(Data for review Opens)

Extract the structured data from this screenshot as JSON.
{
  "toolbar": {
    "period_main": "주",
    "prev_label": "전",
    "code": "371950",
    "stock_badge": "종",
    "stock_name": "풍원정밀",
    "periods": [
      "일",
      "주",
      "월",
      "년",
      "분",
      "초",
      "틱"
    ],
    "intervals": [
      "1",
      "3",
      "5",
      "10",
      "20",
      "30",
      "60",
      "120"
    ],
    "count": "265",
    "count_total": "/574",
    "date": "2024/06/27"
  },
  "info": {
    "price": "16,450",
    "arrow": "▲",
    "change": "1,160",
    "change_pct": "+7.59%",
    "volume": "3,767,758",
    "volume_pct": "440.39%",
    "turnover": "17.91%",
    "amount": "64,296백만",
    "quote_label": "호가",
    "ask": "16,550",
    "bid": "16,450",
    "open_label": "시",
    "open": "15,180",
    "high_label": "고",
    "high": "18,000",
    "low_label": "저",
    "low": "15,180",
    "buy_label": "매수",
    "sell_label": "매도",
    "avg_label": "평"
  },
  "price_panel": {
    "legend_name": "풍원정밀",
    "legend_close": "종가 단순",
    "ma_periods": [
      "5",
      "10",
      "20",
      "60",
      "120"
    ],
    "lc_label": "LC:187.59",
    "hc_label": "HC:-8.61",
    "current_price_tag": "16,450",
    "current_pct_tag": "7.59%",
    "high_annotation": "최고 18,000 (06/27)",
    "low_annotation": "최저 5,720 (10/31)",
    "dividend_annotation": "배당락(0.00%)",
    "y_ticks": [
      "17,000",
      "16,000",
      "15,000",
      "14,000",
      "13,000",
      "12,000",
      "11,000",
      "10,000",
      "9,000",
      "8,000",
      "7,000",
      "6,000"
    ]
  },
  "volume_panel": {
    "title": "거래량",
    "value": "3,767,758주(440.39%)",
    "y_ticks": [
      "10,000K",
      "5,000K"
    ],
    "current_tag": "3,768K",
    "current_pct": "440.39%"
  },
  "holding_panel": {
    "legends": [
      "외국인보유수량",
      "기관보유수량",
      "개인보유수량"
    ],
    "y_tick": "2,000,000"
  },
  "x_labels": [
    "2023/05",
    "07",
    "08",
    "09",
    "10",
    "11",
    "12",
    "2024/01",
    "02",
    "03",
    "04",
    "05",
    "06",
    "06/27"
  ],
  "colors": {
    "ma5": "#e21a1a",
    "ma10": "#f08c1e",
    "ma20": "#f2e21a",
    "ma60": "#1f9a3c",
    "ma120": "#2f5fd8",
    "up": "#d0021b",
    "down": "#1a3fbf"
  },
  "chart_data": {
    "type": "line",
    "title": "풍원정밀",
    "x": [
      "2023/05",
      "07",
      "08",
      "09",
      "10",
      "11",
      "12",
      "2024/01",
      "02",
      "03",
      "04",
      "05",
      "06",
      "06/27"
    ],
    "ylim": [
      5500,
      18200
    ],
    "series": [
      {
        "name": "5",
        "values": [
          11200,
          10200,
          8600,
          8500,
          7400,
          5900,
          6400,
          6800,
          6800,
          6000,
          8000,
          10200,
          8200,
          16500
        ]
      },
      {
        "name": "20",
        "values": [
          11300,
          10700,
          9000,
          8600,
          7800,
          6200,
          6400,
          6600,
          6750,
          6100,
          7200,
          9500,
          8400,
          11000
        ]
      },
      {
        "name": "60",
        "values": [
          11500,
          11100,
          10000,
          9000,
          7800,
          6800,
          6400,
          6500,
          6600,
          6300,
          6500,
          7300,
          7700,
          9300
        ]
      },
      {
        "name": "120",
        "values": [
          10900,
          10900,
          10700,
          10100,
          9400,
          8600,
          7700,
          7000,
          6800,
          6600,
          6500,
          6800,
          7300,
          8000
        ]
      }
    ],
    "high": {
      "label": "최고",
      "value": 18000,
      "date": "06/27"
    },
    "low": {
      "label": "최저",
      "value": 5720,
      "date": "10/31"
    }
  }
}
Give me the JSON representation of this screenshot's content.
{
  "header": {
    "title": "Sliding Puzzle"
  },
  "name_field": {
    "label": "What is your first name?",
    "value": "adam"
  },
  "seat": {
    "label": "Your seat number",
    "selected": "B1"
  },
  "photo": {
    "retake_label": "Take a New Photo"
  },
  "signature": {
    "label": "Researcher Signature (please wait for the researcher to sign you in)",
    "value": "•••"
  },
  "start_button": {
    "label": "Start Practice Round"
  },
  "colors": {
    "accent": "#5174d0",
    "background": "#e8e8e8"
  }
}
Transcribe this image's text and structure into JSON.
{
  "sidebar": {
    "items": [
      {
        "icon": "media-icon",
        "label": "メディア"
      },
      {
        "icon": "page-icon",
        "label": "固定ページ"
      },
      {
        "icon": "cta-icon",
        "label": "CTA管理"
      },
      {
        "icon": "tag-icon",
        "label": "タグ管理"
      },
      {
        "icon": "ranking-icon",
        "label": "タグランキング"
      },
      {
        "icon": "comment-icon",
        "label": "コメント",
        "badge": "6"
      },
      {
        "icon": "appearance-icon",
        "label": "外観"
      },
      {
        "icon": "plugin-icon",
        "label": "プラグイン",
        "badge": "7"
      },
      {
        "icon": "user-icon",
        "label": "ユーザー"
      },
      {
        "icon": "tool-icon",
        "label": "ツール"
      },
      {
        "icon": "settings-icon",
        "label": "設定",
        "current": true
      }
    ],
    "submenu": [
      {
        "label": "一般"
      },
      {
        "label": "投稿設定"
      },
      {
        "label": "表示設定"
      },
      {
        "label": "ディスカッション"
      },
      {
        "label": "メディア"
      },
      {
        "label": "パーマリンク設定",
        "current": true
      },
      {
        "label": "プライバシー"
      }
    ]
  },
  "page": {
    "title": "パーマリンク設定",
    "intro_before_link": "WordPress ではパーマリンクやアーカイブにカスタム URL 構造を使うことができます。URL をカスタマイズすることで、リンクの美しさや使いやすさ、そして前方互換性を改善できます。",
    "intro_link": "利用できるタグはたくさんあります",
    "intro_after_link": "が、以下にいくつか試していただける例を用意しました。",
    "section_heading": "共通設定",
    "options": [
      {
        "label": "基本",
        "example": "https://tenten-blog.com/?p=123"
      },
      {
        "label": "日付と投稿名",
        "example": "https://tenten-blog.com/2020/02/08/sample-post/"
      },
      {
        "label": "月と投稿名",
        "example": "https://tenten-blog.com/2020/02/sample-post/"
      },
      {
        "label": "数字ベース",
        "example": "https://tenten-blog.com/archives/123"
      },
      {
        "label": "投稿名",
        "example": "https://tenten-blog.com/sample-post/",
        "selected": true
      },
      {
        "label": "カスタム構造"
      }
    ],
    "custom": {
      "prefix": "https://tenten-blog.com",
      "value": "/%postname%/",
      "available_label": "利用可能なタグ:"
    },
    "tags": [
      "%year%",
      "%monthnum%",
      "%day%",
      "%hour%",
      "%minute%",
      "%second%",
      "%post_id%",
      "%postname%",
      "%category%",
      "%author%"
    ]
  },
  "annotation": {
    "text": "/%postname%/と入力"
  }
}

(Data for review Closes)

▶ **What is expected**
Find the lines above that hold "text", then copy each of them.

▶ **Answer to this task**
Transcribe this image's text and structure into JSON.
    "text": "/%postname%/と入力"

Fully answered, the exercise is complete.